Apart from Kohli, Padukone, Singh, Shah Rukh, Salman and Bachchan, Akshay Kumar (no.3); Alia Bhatt (no.8); Varun Dhawan (no.9) and Hrithik Roshan (no.10) make up India’s top 10 celebrities by brand value. At 23, P.V. Sindhu (no.15) is the youngest celebrity in the top 20 list, with a brand value of $21.6 million. The ace shuttler is also the only celebrity from outside the haloed circles of Bollywood and cricket to feature on the list. The other celebs on the list include Aamir Khan, Mahendra Singh Dhoni, Anushka Sharma, Ranbir Kapoor, Kareena Kapoor, Katrina Kaif, Priyanka Chopra and Shraddha Kapoor.
The report sheds light on some emerging trends when it comes to celebrity endorsements in India. A significant finding is that celebrity engagements with products and brands have been on the rise over the years, indicating that consumer product and services companies still prefer to rope in a known and admired face to sell everything from shampoos and soaps to banking services and luxury cars. India’s top 20 celebrities endorsed a total of 314 product brands in 2018, compared to 272 in 2017. According to the report, the number of celebrity engagements has risen at a compound annual growth rate of 10% between 2007 and 2017 to stand at 1,660 engagements. While personal care and banking as product categories are dominated by female celebrities (accounting for 67% and 65% of total advertising seconds on TV respectively), male celebrities dominate e-commerce (72%) and automobiles (87%).
Film stars account for a lion’s share (76%) for the endorsements, followed by sportspersons (12%), and television stars (9%). Also, when it comes to ad spend on television, 24% of the total advertising budget, or ₹6,700 crore, was spent on account of celebrity endorsements in 2017. This percentage has risen 500 basis points from a decade ago in 2007, though it has fallen from the peak of 27% in 2013.

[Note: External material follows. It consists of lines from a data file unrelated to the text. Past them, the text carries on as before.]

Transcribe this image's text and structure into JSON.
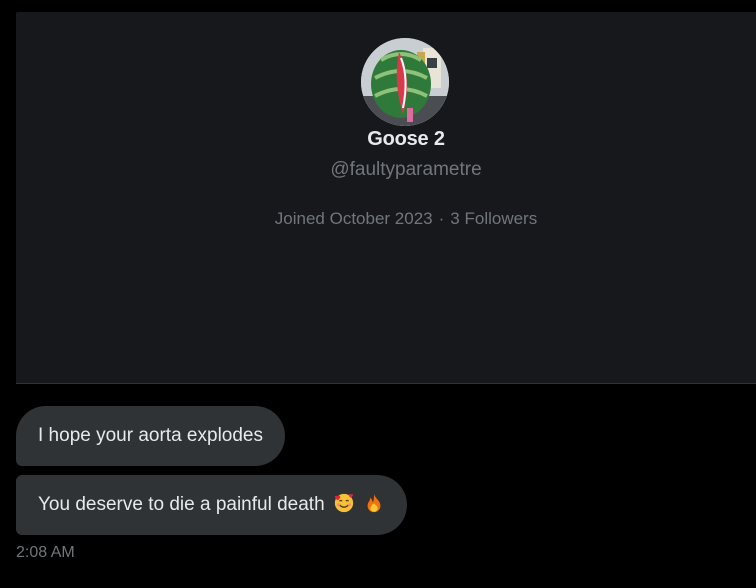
{
  "profile": {
    "display_name": "Goose 2",
    "handle": "@faultyparametre",
    "joined": "Joined October 2023",
    "separator": "·",
    "followers": "3 Followers",
    "avatar_icon": "watermelon-avatar-icon"
  },
  "messages": [
    {
      "text": "I hope your aorta explodes",
      "emojis": []
    },
    {
      "text": "You deserve to die a painful death",
      "emojis": [
        "smiling-face-with-hearts-icon",
        "fire-icon"
      ]
    }
  ],
  "timestamp": "2:08 AM",
  "colors": {
    "background": "#000000",
    "card": "#16181c",
    "bubble": "#2f3336",
    "primary_text": "#e7e9ea",
    "secondary_text": "#71767b"
  }
}
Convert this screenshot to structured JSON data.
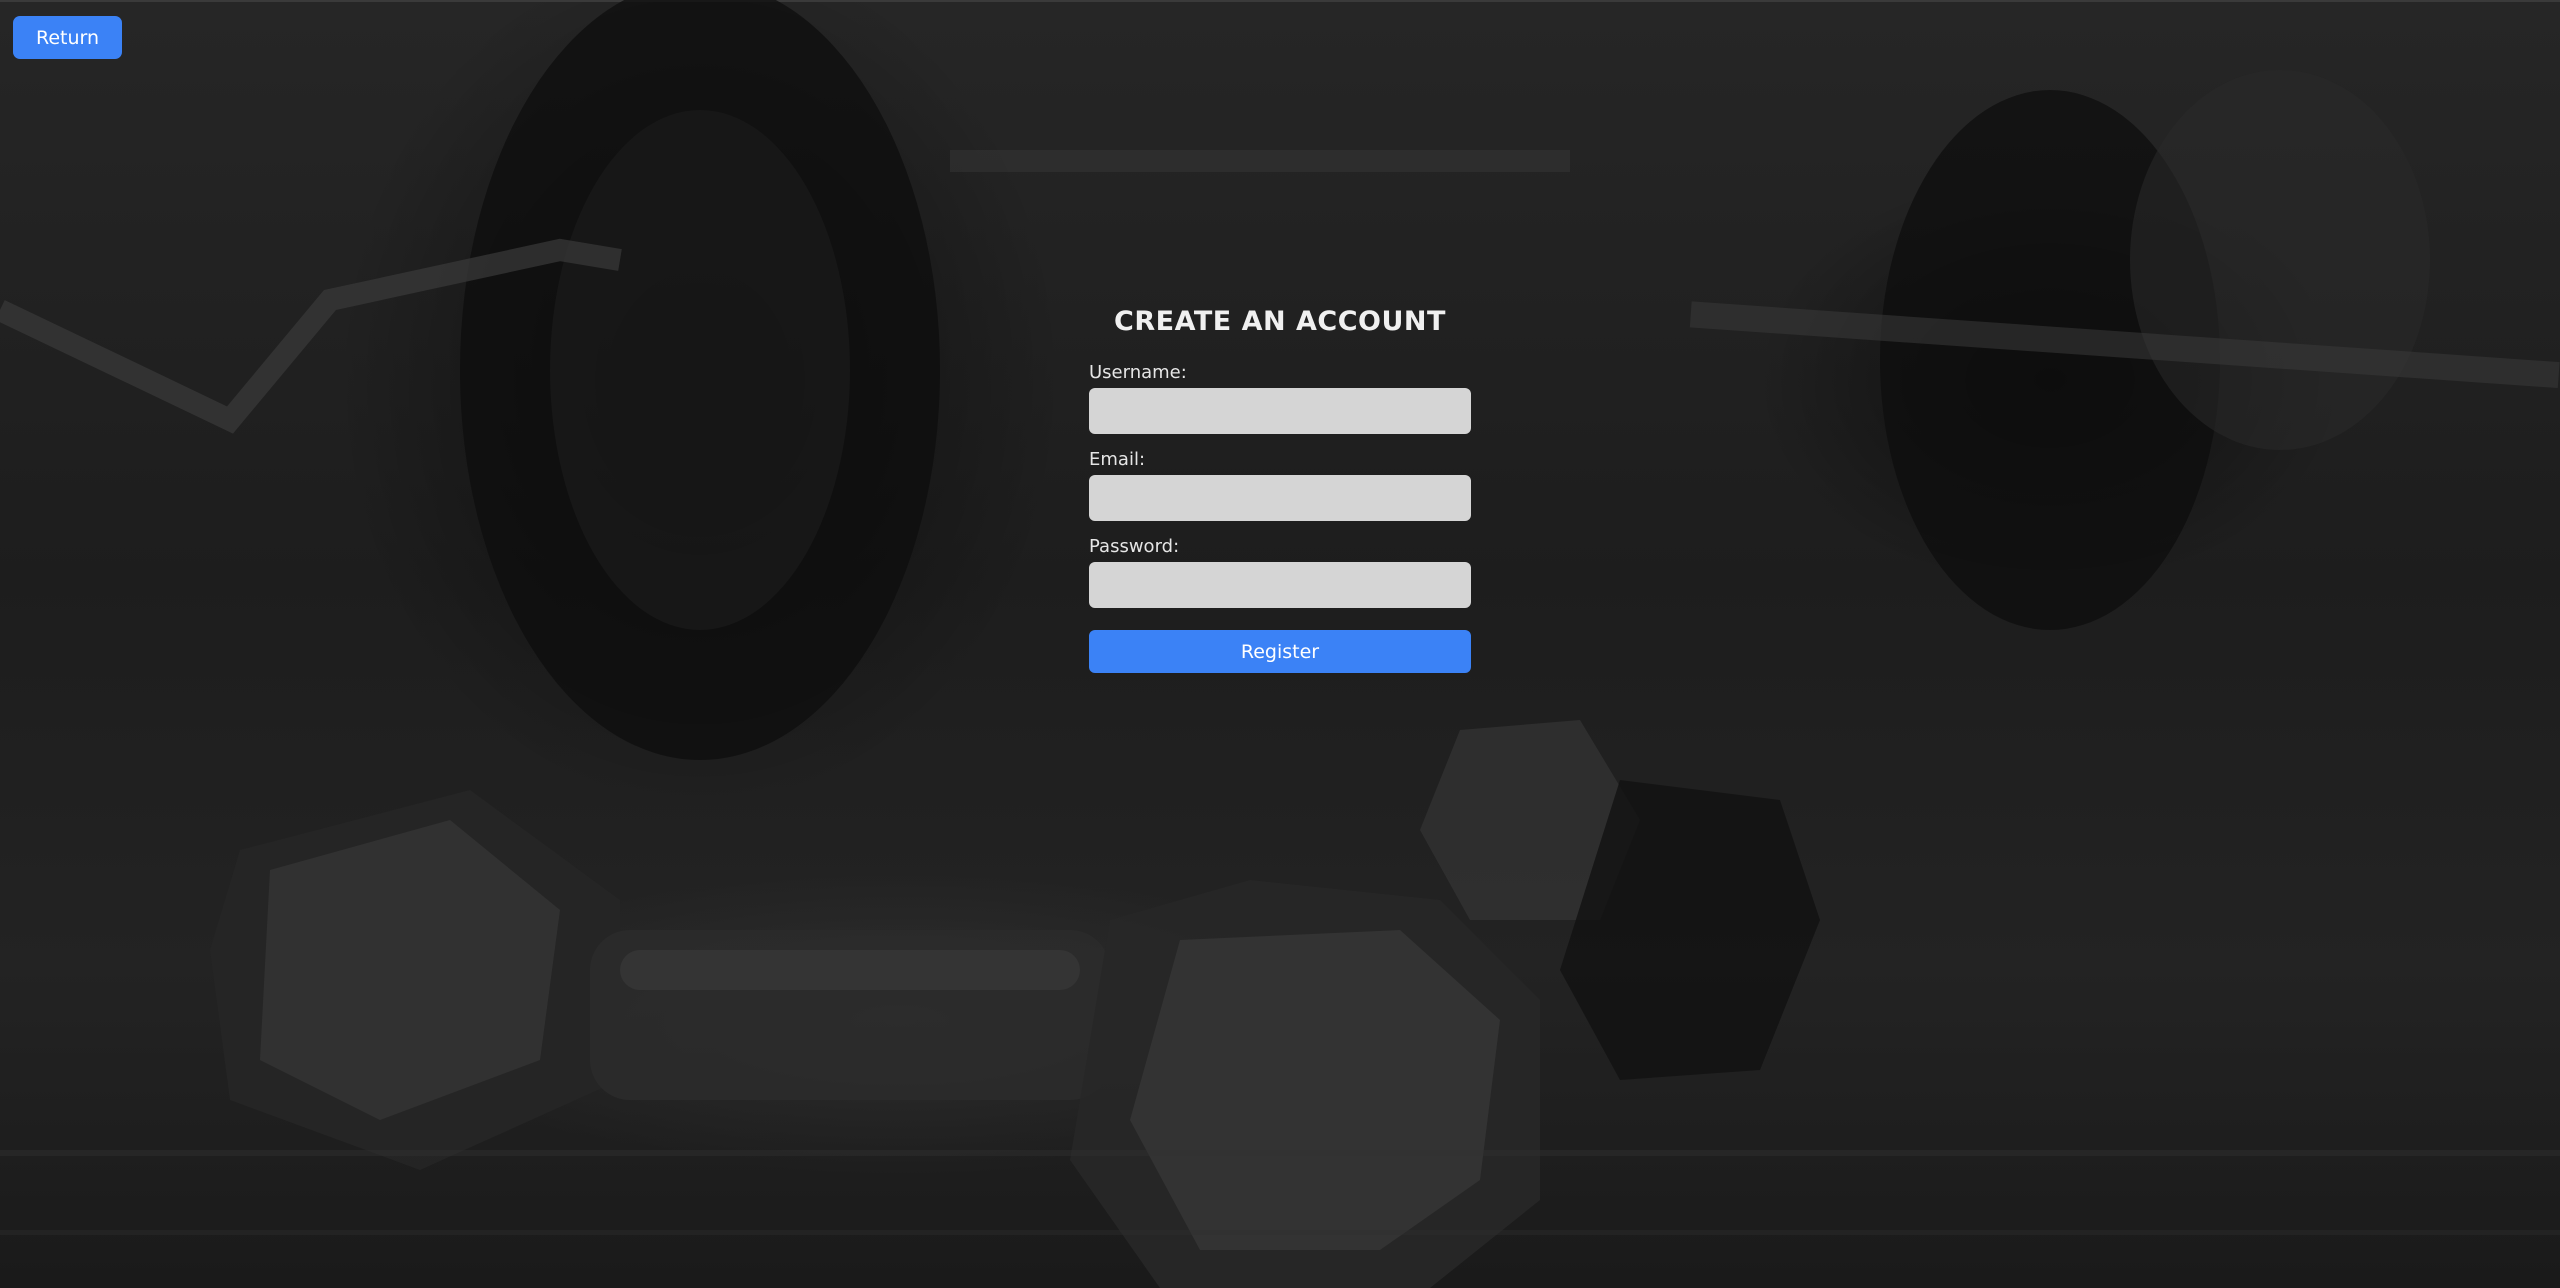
{
  "nav": {
    "return_label": "Return"
  },
  "form": {
    "title": "CREATE AN ACCOUNT",
    "fields": [
      {
        "label": "Username:",
        "value": "",
        "placeholder": ""
      },
      {
        "label": "Email:",
        "value": "",
        "placeholder": ""
      },
      {
        "label": "Password:",
        "value": "",
        "placeholder": ""
      }
    ],
    "submit_label": "Register"
  },
  "colors": {
    "accent": "#3b82f6",
    "input_background": "#d5d5d5",
    "page_background": "#1f1f1f",
    "text": "#f0f0f0"
  }
}
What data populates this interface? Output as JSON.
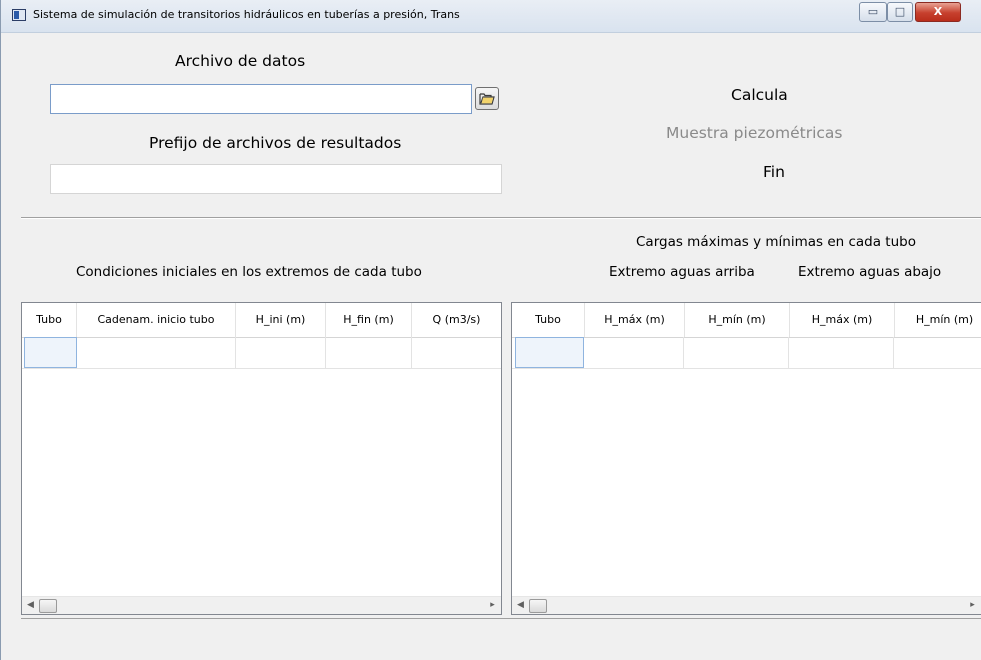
{
  "window": {
    "title": "Sistema de simulación de transitorios hidráulicos en tuberías a presión, Trans",
    "minimize_glyph": "▭",
    "maximize_glyph": "□",
    "close_glyph": "X"
  },
  "input_section": {
    "data_file_label": "Archivo de datos",
    "data_file_value": "",
    "browse_icon": "folder-open-icon",
    "results_prefix_label": "Prefijo de archivos de resultados",
    "results_prefix_value": ""
  },
  "actions": {
    "calculate": "Calcula",
    "show_piezometrics": "Muestra piezométricas",
    "end": "Fin"
  },
  "initial_conditions": {
    "title": "Condiciones iniciales en los extremos de cada tubo",
    "columns": [
      "Tubo",
      "Cadenam. inicio tubo",
      "H_ini (m)",
      "H_fin (m)",
      "Q (m3/s)"
    ],
    "rows": [
      [
        "",
        "",
        "",
        "",
        ""
      ]
    ]
  },
  "loads": {
    "title": "Cargas máximas y mínimas en cada tubo",
    "upstream_label": "Extremo aguas arriba",
    "downstream_label": "Extremo aguas abajo",
    "columns": [
      "Tubo",
      "H_máx (m)",
      "H_mín (m)",
      "H_máx (m)",
      "H_mín (m)"
    ],
    "rows": [
      [
        "",
        "",
        "",
        "",
        ""
      ]
    ]
  },
  "scroll": {
    "left_arrow": "◀",
    "right_arrow": "▸"
  },
  "colors": {
    "window_bg": "#f0f0f0",
    "disabled_text": "#8a8a8a",
    "close_button": "#c7402e"
  }
}
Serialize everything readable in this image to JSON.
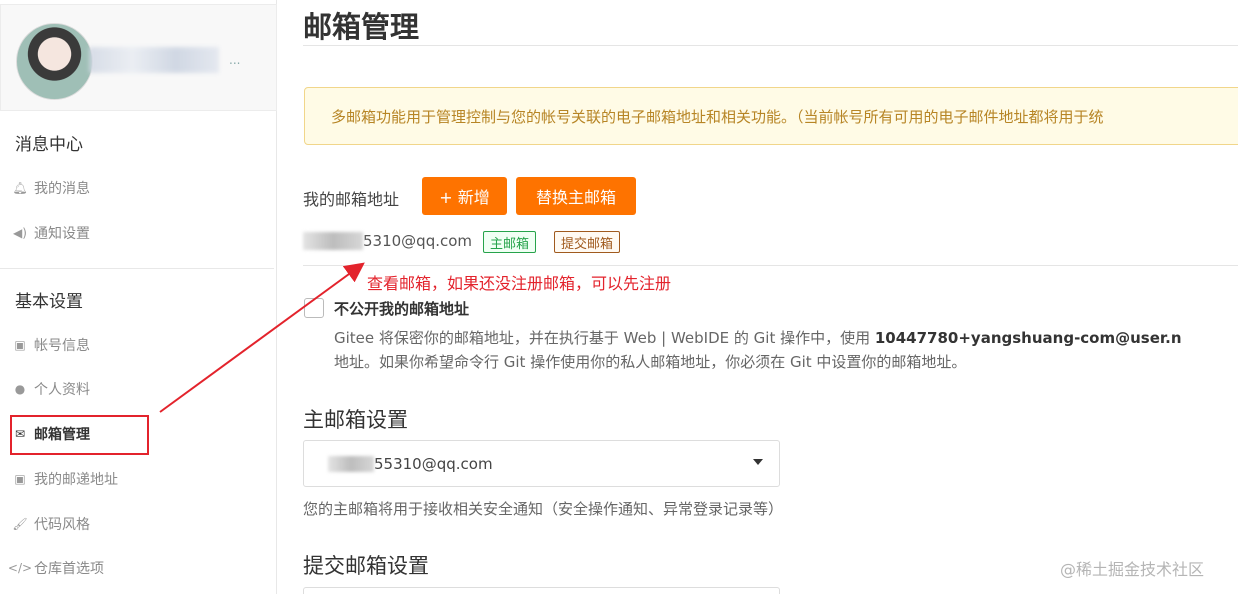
{
  "sidebar": {
    "profile": {
      "name_suffix": "..."
    },
    "sections": [
      {
        "title": "消息中心",
        "items": [
          {
            "label": "我的消息",
            "icon": "bell-icon"
          },
          {
            "label": "通知设置",
            "icon": "speaker-icon"
          }
        ]
      },
      {
        "title": "基本设置",
        "items": [
          {
            "label": "帐号信息",
            "icon": "id-card-icon"
          },
          {
            "label": "个人资料",
            "icon": "user-icon"
          },
          {
            "label": "邮箱管理",
            "icon": "envelope-icon",
            "active": true
          },
          {
            "label": "我的邮递地址",
            "icon": "id-card-icon"
          },
          {
            "label": "代码风格",
            "icon": "brush-icon"
          },
          {
            "label": "仓库首选项",
            "icon": "code-icon"
          }
        ]
      }
    ]
  },
  "main": {
    "title": "邮箱管理",
    "notice": "多邮箱功能用于管理控制与您的帐号关联的电子邮箱地址和相关功能。（当前帐号所有可用的电子邮件地址都将用于统",
    "email_label": "我的邮箱地址",
    "add_button": "+ 新增",
    "replace_button": "替换主邮箱",
    "email_visible": "5310@qq.com",
    "tag_primary": "主邮箱",
    "tag_commit": "提交邮箱",
    "annotation": "查看邮箱，如果还没注册邮箱，可以先注册",
    "private_checkbox_label": "不公开我的邮箱地址",
    "private_desc_1a": "Gitee 将保密你的邮箱地址，并在执行基于 Web | WebIDE 的 Git 操作中，使用 ",
    "private_desc_1b": "10447780+yangshuang-com@user.n",
    "private_desc_2": "地址。如果你希望命令行 Git 操作使用你的私人邮箱地址，你必须在 Git 中设置你的邮箱地址。",
    "primary_settings_title": "主邮箱设置",
    "primary_select_value": "55310@qq.com",
    "primary_help": "您的主邮箱将用于接收相关安全通知（安全操作通知、异常登录记录等）",
    "commit_settings_title": "提交邮箱设置"
  },
  "watermark": "@稀土掘金技术社区",
  "colors": {
    "accent": "#fe7300",
    "annotation_red": "#e3232c",
    "tag_green": "#26a34b",
    "tag_brown": "#a05a1e"
  }
}
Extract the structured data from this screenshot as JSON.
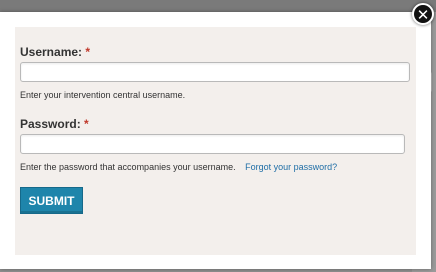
{
  "dialog": {
    "close_icon": "close-icon",
    "close_glyph": "✕",
    "colors": {
      "submit_bg": "#1e85ab",
      "link": "#1f6ea6",
      "required": "#c0392b",
      "panel": "#f3efec"
    }
  },
  "form": {
    "username": {
      "label": "Username:",
      "required_mark": "*",
      "value": "",
      "help": "Enter your intervention central username."
    },
    "password": {
      "label": "Password:",
      "required_mark": "*",
      "value": "",
      "help": "Enter the password that accompanies your username.",
      "forgot_link": "Forgot your password?"
    },
    "submit_label": "SUBMIT"
  }
}
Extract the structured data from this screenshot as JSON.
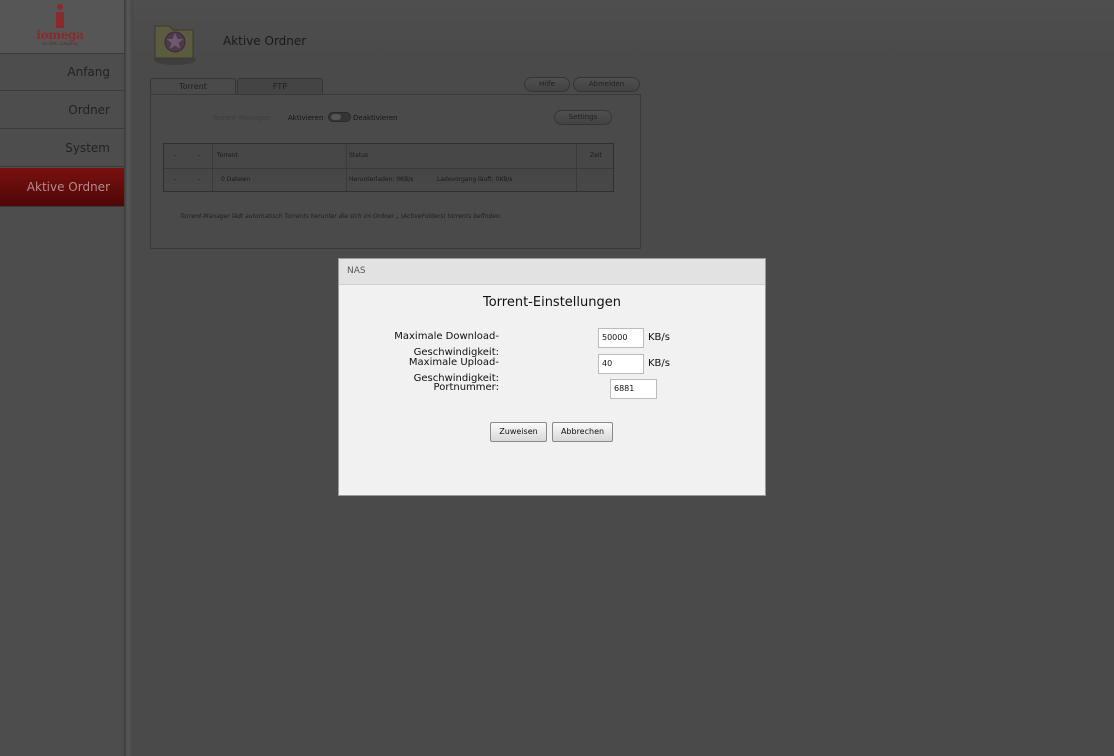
{
  "logo": {
    "brand": "iomega",
    "tagline": "an EMC company"
  },
  "sidebar": {
    "items": [
      {
        "label": "Anfang"
      },
      {
        "label": "Ordner"
      },
      {
        "label": "System"
      },
      {
        "label": "Aktive Ordner",
        "active": true
      }
    ]
  },
  "header": {
    "title": "Aktive Ordner",
    "icon": "folder-icon"
  },
  "tabs": [
    {
      "label": "Torrent",
      "active": true
    },
    {
      "label": "FTP"
    }
  ],
  "top_buttons": {
    "help": "Hilfe",
    "logout": "Abmelden"
  },
  "torrent_manager": {
    "label": "Torrent-Manager",
    "enable": "Aktivieren",
    "disable": "Deaktivieren",
    "settings_button": "Settings"
  },
  "table": {
    "headers": [
      "-",
      "-",
      "Torrent",
      "Status",
      "Zeit"
    ],
    "row": {
      "c1": "-",
      "c2": "-",
      "torrent": "0 Dateien",
      "status_download": "Herunterladen: 0KB/s",
      "status_upload": "Ladevorgang läuft: 0KB/s",
      "time": ""
    }
  },
  "note": "Torrent-Manager lädt automatisch Torrents herunter die sich im Ordner „ \\ActiveFolders\\ torrents befinden.",
  "dialog": {
    "window_title": "NAS",
    "heading": "Torrent-Einstellungen",
    "download_label_1": "Maximale Download-",
    "download_label_2": "Geschwindigkeit:",
    "download_value": "50000",
    "download_unit": "KB/s",
    "upload_label_1": "Maximale Upload-",
    "upload_label_2": "Geschwindigkeit:",
    "upload_value": "40",
    "upload_unit": "KB/s",
    "port_label": "Portnummer:",
    "port_value": "6881",
    "apply_button": "Zuweisen",
    "cancel_button": "Abbrechen"
  },
  "colors": {
    "accent": "#7a1010",
    "overlay": "#4a4a4a",
    "dialog_bg": "#f1f1f1"
  }
}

The Duff and Phelps report also points to some retired sports personalities like Sachin Tendulkar, Rahul Dravid and Sourav Ganguly still being favoured by brands, owing to their carefully crafted public image, which has outlived their sporting career. Tendulkar, widely considered to be the best Indian batsman ever, commands a brand value of $21.7 million, according to the report and ranked 14 on the list of the top celebrities.
“We have rationalised our brand partnership portfolio (for Tendulkar’s endorsements) based on three criteria comprising brand value, social relevance, and commercial appeal,” Mrinmoy Mukherjee, CEO, SRT Sports Management Company, a company owned by Tendulkar, which handles his engagements, is quoted in the report as saying. “This has resulted in a sharply focused image, which has further fuelled brand endearment and recall.”
Tendulkar’s brand endorsement strategy is also an indication of the evolving nature of engagement between celebrities and the brands they desire to rope them in. The commercial terms of the agreement between these entities don’t involve only a fixed fee and time commitment any longer. These engagements have become more long-term in nature with the celebrities often picking up an equity stake in the company that owns the product. For instance, Tendulkar has an equity stake in a company called Smaaash, a nationwide chain of sports-based entertainment arenas.
Celebrities and brands are also turning increasingly cautious of the strategic fit between them before agreeing on an endorsement deal. For instance, it is well-known that Kohli gives a lot of importance to his personal fitness and also encourages other members of the Indian cricket team to follow a detailed fitness regime. This persona, which often manifests in his social media presence on platforms like Instagram and Twitter, suits sportswear brands like Puma well. Recently, Puma also launched a special line of sportswear products under the brand name of ‘one8’, in association with Kohli. In that sense, Indian celebrities are following a model established by their counterparts in developed countries like the U.S. where a celebrity like Dwayne Johnson has an exclusive range of products that borrow his persona with another sportswear brand, Under Armour.